→ **Instructions for the task**:
In the data that follows, each entry is to be restated exactly.

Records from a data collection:

==========

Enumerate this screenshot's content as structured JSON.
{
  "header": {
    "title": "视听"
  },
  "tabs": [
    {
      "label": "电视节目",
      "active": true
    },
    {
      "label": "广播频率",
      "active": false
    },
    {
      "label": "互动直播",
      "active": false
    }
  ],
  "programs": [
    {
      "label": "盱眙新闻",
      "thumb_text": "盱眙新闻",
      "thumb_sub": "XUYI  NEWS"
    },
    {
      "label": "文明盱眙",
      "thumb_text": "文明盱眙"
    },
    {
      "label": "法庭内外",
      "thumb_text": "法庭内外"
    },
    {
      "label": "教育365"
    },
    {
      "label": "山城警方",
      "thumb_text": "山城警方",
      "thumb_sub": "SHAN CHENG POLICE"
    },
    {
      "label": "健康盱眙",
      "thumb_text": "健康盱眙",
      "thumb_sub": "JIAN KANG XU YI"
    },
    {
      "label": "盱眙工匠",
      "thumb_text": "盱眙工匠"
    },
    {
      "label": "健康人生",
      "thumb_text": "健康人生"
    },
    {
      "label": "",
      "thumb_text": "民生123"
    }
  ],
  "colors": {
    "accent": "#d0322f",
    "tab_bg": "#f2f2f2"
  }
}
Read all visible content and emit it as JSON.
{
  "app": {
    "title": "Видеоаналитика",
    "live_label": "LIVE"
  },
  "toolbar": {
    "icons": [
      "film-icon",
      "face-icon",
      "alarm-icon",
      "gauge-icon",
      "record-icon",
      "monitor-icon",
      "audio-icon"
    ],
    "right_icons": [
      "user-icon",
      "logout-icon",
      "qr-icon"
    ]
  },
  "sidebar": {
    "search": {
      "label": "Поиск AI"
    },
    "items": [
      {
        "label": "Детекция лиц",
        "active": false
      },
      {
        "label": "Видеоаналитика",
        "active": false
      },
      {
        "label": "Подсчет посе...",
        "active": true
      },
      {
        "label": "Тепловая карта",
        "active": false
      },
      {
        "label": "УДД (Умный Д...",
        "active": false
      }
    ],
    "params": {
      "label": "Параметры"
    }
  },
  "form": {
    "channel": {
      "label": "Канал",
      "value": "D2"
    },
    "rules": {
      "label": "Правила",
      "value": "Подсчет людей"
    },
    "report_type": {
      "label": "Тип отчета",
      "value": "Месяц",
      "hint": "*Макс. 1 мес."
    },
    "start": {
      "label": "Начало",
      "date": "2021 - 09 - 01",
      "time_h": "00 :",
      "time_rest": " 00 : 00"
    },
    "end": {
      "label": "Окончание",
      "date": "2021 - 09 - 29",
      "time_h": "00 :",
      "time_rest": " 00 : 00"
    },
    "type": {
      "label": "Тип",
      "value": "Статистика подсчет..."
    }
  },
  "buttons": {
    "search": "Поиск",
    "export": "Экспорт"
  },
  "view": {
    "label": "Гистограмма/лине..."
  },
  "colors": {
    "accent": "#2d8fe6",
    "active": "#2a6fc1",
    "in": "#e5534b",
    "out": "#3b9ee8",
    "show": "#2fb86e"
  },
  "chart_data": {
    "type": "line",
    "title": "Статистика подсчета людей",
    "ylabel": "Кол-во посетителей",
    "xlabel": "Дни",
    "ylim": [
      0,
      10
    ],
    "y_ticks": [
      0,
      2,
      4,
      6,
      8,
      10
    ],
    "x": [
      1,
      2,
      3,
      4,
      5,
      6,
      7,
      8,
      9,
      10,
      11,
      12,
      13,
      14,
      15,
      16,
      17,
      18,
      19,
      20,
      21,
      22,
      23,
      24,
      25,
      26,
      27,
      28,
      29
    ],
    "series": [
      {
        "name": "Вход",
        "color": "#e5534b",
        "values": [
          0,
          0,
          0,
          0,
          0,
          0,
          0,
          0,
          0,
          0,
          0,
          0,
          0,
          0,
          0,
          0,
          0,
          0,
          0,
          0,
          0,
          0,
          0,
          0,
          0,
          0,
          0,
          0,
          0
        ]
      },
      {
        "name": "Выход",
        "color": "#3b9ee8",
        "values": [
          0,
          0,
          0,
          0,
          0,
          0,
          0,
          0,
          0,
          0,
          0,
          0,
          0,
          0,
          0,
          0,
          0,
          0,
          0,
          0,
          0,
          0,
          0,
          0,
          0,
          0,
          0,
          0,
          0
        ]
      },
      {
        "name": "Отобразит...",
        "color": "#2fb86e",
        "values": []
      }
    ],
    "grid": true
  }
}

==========

→ **Task output**:
Enumerate this screenshot's content as structured JSON.
{
  "header": {
    "title": "视听"
  },
  "tabs": [
    {
      "label": "电视节目",
      "active": true
    },
    {
      "label": "广播频率",
      "active": false
    },
    {
      "label": "互动直播",
      "active": false
    }
  ],
  "programs": [
    {
      "label": "盱眙新闻",
      "thumb_text": "盱眙新闻",
      "thumb_sub": "XUYI  NEWS"
    },
    {
      "label": "文明盱眙",
      "thumb_text": "文明盱眙"
    },
    {
      "label": "法庭内外",
      "thumb_text": "法庭内外"
    },
    {
      "label": "教育365"
    },
    {
      "label": "山城警方",
      "thumb_text": "山城警方",
      "thumb_sub": "SHAN CHENG POLICE"
    },
    {
      "label": "健康盱眙",
      "thumb_text": "健康盱眙",
      "thumb_sub": "JIAN KANG XU YI"
    },
    {
      "label": "盱眙工匠",
      "thumb_text": "盱眙工匠"
    },
    {
      "label": "健康人生",
      "thumb_text": "健康人生"
    },
    {
      "label": "",
      "thumb_text": "民生123"
    }
  ],
  "colors": {
    "accent": "#d0322f",
    "tab_bg": "#f2f2f2"
  }
}
Read all visible content and emit it as JSON.
{
  "app": {
    "title": "Видеоаналитика",
    "live_label": "LIVE"
  },
  "toolbar": {
    "icons": [
      "film-icon",
      "face-icon",
      "alarm-icon",
      "gauge-icon",
      "record-icon",
      "monitor-icon",
      "audio-icon"
    ],
    "right_icons": [
      "user-icon",
      "logout-icon",
      "qr-icon"
    ]
  },
  "sidebar": {
    "search": {
      "label": "Поиск AI"
    },
    "items": [
      {
        "label": "Детекция лиц",
        "active": false
      },
      {
        "label": "Видеоаналитика",
        "active": false
      },
      {
        "label": "Подсчет посе...",
        "active": true
      },
      {
        "label": "Тепловая карта",
        "active": false
      },
      {
        "label": "УДД (Умный Д...",
        "active": false
      }
    ],
    "params": {
      "label": "Параметры"
    }
  },
  "form": {
    "channel": {
      "label": "Канал",
      "value": "D2"
    },
    "rules": {
      "label": "Правила",
      "value": "Подсчет людей"
    },
    "report_type": {
      "label": "Тип отчета",
      "value": "Месяц",
      "hint": "*Макс. 1 мес."
    },
    "start": {
      "label": "Начало",
      "date": "2021 - 09 - 01",
      "time_h": "00 :",
      "time_rest": " 00 : 00"
    },
    "end": {
      "label": "Окончание",
      "date": "2021 - 09 - 29",
      "time_h": "00 :",
      "time_rest": " 00 : 00"
    },
    "type": {
      "label": "Тип",
      "value": "Статистика подсчет..."
    }
  },
  "buttons": {
    "search": "Поиск",
    "export": "Экспорт"
  },
  "view": {
    "label": "Гистограмма/лине..."
  },
  "colors": {
    "accent": "#2d8fe6",
    "active": "#2a6fc1",
    "in": "#e5534b",
    "out": "#3b9ee8",
    "show": "#2fb86e"
  },
  "chart_data": {
    "type": "line",
    "title": "Статистика подсчета людей",
    "ylabel": "Кол-во посетителей",
    "xlabel": "Дни",
    "ylim": [
      0,
      10
    ],
    "y_ticks": [
      0,
      2,
      4,
      6,
      8,
      10
    ],
    "x": [
      1,
      2,
      3,
      4,
      5,
      6,
      7,
      8,
      9,
      10,
      11,
      12,
      13,
      14,
      15,
      16,
      17,
      18,
      19,
      20,
      21,
      22,
      23,
      24,
      25,
      26,
      27,
      28,
      29
    ],
    "series": [
      {
        "name": "Вход",
        "color": "#e5534b",
        "values": [
          0,
          0,
          0,
          0,
          0,
          0,
          0,
          0,
          0,
          0,
          0,
          0,
          0,
          0,
          0,
          0,
          0,
          0,
          0,
          0,
          0,
          0,
          0,
          0,
          0,
          0,
          0,
          0,
          0
        ]
      },
      {
        "name": "Выход",
        "color": "#3b9ee8",
        "values": [
          0,
          0,
          0,
          0,
          0,
          0,
          0,
          0,
          0,
          0,
          0,
          0,
          0,
          0,
          0,
          0,
          0,
          0,
          0,
          0,
          0,
          0,
          0,
          0,
          0,
          0,
          0,
          0,
          0
        ]
      },
      {
        "name": "Отобразит...",
        "color": "#2fb86e",
        "values": []
      }
    ],
    "grid": true
  }
}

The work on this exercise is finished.